Our second major data collection effort was to describe the functional biodiversity of the trees in the sites across the network. The approach we took here was to conduct intensive field campaigns, typically 3-6 months in duration, involving up to around 30 people. Typically this involved tree climbers sampling leaves of the major trees from the upper canopy, and then the leaves and wood being sampled for structure, photosynthesis, chemistry and many other features. We first tried our methodologies in a six-month campaign in Peru in 2013, before extending them to Brazil in 2014, Australia and Ghana and Malaysia in 2016, and Gabon and Polynesia in 2017 In total we sampled ten locations across the tropics in five major biogeographical regions (Americas, Africa, SE Asia, Australia and Oceania), collecting leaves from 4014 trees and over 1231 species This is by far the largest leaf functional traits dataset from the tropics.

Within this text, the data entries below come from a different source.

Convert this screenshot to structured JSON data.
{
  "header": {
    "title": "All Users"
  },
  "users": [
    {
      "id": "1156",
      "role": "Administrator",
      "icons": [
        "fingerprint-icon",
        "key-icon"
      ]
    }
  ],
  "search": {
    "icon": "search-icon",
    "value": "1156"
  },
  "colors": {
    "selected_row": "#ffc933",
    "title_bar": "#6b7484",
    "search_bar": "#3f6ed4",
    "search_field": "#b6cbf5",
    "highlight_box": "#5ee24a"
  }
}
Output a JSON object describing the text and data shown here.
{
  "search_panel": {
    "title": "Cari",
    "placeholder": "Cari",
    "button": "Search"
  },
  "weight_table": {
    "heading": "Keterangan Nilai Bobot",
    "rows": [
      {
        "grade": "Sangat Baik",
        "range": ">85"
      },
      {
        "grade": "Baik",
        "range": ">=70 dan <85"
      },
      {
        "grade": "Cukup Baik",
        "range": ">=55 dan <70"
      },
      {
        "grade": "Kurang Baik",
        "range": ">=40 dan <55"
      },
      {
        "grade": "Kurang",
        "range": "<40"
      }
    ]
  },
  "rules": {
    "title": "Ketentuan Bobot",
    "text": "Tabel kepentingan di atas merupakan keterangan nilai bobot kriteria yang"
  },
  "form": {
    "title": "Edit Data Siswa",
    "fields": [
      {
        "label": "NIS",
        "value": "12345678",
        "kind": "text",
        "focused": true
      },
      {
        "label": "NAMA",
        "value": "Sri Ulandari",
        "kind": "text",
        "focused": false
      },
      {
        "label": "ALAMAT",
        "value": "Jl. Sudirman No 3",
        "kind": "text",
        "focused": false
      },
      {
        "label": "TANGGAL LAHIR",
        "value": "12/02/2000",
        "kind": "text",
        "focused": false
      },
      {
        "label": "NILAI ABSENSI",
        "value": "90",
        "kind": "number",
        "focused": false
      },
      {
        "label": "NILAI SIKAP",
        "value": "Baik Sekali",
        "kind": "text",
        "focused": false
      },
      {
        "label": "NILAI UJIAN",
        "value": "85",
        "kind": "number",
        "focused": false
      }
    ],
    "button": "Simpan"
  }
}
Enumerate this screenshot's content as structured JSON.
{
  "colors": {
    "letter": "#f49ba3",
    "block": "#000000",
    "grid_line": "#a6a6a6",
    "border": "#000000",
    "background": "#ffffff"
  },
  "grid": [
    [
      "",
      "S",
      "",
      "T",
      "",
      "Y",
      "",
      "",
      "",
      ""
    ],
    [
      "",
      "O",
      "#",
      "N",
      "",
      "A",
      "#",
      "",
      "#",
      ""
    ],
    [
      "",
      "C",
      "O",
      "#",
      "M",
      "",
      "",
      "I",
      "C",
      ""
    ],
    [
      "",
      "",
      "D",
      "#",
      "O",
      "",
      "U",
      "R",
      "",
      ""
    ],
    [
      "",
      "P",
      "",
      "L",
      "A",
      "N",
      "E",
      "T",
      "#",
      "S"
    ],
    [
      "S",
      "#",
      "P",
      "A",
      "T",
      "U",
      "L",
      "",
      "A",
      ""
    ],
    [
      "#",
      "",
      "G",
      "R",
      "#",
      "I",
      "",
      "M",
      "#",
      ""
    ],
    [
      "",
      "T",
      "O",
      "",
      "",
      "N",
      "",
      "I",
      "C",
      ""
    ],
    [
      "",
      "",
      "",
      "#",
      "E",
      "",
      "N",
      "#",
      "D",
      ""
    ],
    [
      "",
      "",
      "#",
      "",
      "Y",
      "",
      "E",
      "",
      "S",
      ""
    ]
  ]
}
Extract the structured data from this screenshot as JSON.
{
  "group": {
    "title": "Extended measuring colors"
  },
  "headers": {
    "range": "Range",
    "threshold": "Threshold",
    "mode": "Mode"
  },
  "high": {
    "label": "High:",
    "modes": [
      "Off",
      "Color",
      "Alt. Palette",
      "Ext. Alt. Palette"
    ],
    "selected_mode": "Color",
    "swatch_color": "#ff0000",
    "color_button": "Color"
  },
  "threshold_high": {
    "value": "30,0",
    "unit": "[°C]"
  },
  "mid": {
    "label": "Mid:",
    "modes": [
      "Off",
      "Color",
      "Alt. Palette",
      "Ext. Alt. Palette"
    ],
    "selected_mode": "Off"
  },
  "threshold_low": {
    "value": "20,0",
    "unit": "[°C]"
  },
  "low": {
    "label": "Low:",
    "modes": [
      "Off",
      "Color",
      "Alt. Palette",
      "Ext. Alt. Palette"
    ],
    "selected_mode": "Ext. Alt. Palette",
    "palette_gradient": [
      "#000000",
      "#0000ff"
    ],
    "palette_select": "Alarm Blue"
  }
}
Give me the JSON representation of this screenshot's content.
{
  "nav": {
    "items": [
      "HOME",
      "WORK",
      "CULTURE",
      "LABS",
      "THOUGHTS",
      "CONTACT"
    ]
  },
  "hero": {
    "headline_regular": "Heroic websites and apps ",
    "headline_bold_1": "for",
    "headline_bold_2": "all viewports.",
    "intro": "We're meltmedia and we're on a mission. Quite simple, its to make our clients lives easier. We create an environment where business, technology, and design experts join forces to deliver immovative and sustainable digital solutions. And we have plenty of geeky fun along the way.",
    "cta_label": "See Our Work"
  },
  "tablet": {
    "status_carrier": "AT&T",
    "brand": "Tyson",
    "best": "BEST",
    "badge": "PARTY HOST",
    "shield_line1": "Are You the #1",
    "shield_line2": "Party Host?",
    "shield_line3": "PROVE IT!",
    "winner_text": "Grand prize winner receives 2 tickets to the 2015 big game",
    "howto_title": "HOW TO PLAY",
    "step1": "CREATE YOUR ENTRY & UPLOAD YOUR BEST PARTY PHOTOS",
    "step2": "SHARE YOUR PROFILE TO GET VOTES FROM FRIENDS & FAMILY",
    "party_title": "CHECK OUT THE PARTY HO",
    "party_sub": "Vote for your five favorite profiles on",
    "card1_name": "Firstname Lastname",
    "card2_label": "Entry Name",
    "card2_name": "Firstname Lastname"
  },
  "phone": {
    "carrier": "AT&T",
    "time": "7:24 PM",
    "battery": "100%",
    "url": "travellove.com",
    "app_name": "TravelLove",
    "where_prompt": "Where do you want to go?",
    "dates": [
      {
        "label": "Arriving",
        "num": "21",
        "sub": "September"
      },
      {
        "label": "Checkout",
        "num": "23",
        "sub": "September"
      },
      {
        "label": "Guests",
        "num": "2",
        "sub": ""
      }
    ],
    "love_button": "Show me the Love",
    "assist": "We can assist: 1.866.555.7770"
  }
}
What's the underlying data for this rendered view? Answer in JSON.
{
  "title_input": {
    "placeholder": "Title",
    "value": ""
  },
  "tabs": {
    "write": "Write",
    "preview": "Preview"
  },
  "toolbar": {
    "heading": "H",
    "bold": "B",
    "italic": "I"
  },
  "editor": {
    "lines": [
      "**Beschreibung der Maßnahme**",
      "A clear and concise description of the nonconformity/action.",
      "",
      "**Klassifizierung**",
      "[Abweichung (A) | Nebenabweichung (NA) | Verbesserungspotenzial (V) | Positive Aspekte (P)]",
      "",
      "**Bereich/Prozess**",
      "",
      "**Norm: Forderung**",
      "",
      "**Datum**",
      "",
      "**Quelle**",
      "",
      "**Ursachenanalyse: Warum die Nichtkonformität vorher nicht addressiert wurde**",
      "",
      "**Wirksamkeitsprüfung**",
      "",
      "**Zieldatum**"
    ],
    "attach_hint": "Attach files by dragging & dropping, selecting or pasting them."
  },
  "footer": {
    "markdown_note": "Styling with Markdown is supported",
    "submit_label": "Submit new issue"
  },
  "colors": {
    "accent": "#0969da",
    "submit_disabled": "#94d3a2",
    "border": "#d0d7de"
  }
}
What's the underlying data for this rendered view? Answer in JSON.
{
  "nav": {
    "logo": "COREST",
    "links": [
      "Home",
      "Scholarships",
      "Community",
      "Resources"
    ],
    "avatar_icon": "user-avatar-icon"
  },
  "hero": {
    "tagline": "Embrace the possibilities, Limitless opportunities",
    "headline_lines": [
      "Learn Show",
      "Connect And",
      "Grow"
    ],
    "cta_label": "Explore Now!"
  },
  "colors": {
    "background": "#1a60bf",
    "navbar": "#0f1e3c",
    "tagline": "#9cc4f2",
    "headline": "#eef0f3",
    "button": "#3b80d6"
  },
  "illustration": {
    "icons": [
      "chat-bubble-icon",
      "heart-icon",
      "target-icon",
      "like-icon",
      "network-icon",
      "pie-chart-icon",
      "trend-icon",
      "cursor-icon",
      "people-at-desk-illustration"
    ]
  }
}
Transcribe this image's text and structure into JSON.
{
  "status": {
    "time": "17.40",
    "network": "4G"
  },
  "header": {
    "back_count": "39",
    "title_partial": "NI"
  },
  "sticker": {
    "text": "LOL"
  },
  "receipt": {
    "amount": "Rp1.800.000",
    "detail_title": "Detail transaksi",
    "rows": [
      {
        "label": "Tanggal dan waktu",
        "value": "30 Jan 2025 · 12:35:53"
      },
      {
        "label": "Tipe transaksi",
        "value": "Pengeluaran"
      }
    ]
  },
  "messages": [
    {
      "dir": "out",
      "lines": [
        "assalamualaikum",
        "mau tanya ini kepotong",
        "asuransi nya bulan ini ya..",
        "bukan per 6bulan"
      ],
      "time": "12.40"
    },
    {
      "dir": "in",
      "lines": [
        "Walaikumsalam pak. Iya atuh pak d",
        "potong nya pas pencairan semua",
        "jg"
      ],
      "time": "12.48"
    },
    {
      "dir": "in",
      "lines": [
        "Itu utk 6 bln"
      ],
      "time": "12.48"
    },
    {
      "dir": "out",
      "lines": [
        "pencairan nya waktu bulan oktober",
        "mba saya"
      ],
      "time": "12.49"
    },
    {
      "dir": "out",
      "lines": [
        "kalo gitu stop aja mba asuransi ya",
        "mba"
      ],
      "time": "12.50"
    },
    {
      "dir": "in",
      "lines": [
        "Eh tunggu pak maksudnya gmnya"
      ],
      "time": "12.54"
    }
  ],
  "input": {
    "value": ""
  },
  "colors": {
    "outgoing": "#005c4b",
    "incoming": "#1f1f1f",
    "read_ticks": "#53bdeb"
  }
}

Beyond this major data collection and databasing effort, our next challenge was to integrate the function and diversity data to test and assist theory and model development. In this effort we initially focused our attention on our elevation gradient in Peru (our earliest and most advanced dataset). Our expectation has been that productivity would decline with elevation in Peru because of lower temperatures. However, our results showed a striking result that, because of the change in species composition, there was very little change in productivity with elevation, i.e. in the long term tropical ecosystems show much less sensitivity to temperature because the species composition of the community shifts to adapt to the local environment. We were able to demonstrate this both through theory and model development. We have now begun to apply a similar analysis to our other data, such as the wet-dry gradients in Ghana and Brazil, to understand whether a similar pattern can be seen in understand how ecosystems respond to drought.

The third key strand of this project was to explore the potential of multispectral and hyperspectral remote sensing approaches to be able to map and detect canopy leaf traits and look at shifts over time. We have demonstrated that such hyperspectral approaches do work (using aircraft-collected data in Peru and drone-collected data in Ghana), and how now exploring the potential of the multispectral data such as from the new Sentinel-2 satellite to map such traits, and changes in traits, at a much larger scale.

Overall, this project has been a success. Our data collection efforts have exceeded what we initially proposed, and theory and model development approaches have been successfully developed and tested. We are making the data collected widely available through an in-house database, and I expect that both my team and the wider scientific community will continue to work with this large dataset for many years to come.